In normal circumstances, it is awkward to ask for payments. Everyone thinks it is polite not to talk about it. However, with corporate companies – you NEED to talk about payment terms right from the get go. The earlier you address it, the less awkward it is later.
I’ve had companies paying me very very late because I did not take the terms in writing. And let’s be honest, even if they are in writing – what are you going to do if they pay you a few months late? It is unlikely that you will go through the trouble of suing them. I did two things to solve this problem:
1. I registered as an MSME: This is super easy and I’d recommend that every small business should do it because when the books of a company are audited, they are required to first clear their dues with an MSME vendor. I’ve written in more detail about this in my blog – 5 ways to manage your finances.
2. I started quoting two prices upfront: This was to the clients who would insist that their payment terms were 90 days or more.
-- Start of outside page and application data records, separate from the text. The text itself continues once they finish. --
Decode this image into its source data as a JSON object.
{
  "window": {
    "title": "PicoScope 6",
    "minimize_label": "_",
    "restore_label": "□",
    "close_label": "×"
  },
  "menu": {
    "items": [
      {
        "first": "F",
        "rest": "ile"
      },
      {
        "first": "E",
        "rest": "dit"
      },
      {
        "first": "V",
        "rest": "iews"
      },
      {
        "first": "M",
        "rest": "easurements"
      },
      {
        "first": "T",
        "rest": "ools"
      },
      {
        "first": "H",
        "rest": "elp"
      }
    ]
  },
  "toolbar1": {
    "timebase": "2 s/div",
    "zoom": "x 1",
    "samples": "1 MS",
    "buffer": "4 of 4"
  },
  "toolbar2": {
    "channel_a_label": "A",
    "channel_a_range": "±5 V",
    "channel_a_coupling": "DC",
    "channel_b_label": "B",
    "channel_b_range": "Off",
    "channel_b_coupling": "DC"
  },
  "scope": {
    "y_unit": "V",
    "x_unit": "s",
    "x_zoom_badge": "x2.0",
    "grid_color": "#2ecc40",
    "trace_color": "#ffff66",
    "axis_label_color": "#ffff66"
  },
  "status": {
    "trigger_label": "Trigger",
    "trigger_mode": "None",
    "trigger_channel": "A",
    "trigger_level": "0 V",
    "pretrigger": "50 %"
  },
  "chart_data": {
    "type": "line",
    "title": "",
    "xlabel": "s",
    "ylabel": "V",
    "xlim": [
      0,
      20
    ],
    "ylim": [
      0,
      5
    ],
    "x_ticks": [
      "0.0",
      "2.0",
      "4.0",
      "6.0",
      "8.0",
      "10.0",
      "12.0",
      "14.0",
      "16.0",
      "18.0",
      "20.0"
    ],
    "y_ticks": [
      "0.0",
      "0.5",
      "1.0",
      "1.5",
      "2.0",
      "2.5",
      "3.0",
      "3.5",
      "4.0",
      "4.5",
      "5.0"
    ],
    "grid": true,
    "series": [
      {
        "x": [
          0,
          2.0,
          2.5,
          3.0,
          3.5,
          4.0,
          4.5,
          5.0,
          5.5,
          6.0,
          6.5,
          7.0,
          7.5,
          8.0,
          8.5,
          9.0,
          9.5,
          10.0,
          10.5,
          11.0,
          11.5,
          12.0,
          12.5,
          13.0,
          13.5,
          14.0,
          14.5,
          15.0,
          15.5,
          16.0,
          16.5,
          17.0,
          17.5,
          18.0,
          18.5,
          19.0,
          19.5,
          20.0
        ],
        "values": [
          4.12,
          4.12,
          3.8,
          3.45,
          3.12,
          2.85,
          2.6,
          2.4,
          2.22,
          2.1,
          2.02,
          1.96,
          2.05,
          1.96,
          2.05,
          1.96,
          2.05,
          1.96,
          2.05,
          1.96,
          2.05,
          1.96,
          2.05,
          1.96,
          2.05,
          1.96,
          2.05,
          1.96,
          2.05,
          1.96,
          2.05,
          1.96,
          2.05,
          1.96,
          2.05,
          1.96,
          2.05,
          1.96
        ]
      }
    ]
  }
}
The lesser price would be for immediate payment and if they wanted to delay, then they would have to pay a premium. Most likely, the client will choose the first option.
Apart from learning the hard way about payments, I also learnt the hard way about order confirmation. When an order is verbally confirmed – it is as good as not confirmed. We were left with 4000 extra cookies during the Diwali of 2018 and I wrote about this adventure in my blog post about my biggest challenge.
The real question:
You might say Megna, these anecdotes are okay to learn from – but give us the real deal, how did you find 100+ many companies to buy from Dream a Dozen? The truth is, I already gave you the answer. Every person you meet can either be a potential client or can refer you to one – and that’s why you have to learn the art of making friends. Doing business is nothing more than building relationships. Earlier on, I even used to host corporate baking workshops – mostly so that I could meet the HR in an informal environment and gain their trust. After one such event, I was able to follow up to get an order for 600 muffins for their annual day.
I understand that a person can only make so many friends in one lifetime, so how do we go beyond the current network? Cold emails, cold calls or messages through Linkedin. Let me tell you that you need to simply get over your inhibitions and pick up the phone or write that email. The larger the net, the more fish you will catch. To give you an idea, I reached out to more than 1500 people during Diwali and finally sold to 10 corporate clients in 2020. But each of those ten were bulk orders made up the best season we have ever had.
If you haven't used Linkedin actively yet, Vaibhav Sisinty's 5 day workshop is was one of the best resources I can point you towards. For Rs 500, his pre-recorded videos + live sessions format works really well irrespective of how you are trying to leverage Linkedin. He shares tools that will speeden up the painful process of finding new leads and at the end of the day, the more time you save - the more people you can reach.
Apart from building your own clientele, you should also build relationships with third parties who get clients for you. Every industry has these types of people, you just need to identify them. In our case, they might be event companies that work with corporate clients. You might even find independent sales people who are ready to bring their own list of established relationships. There is no doubt that you will need to give up a chunk of commission in each of these cases.
But I learnt that it doesn’t matter how big your slice of the pie is, what matters is - how big is your pie?
Tell me your if you've had some insane experiences and I'd love to exchange interesting stories with you!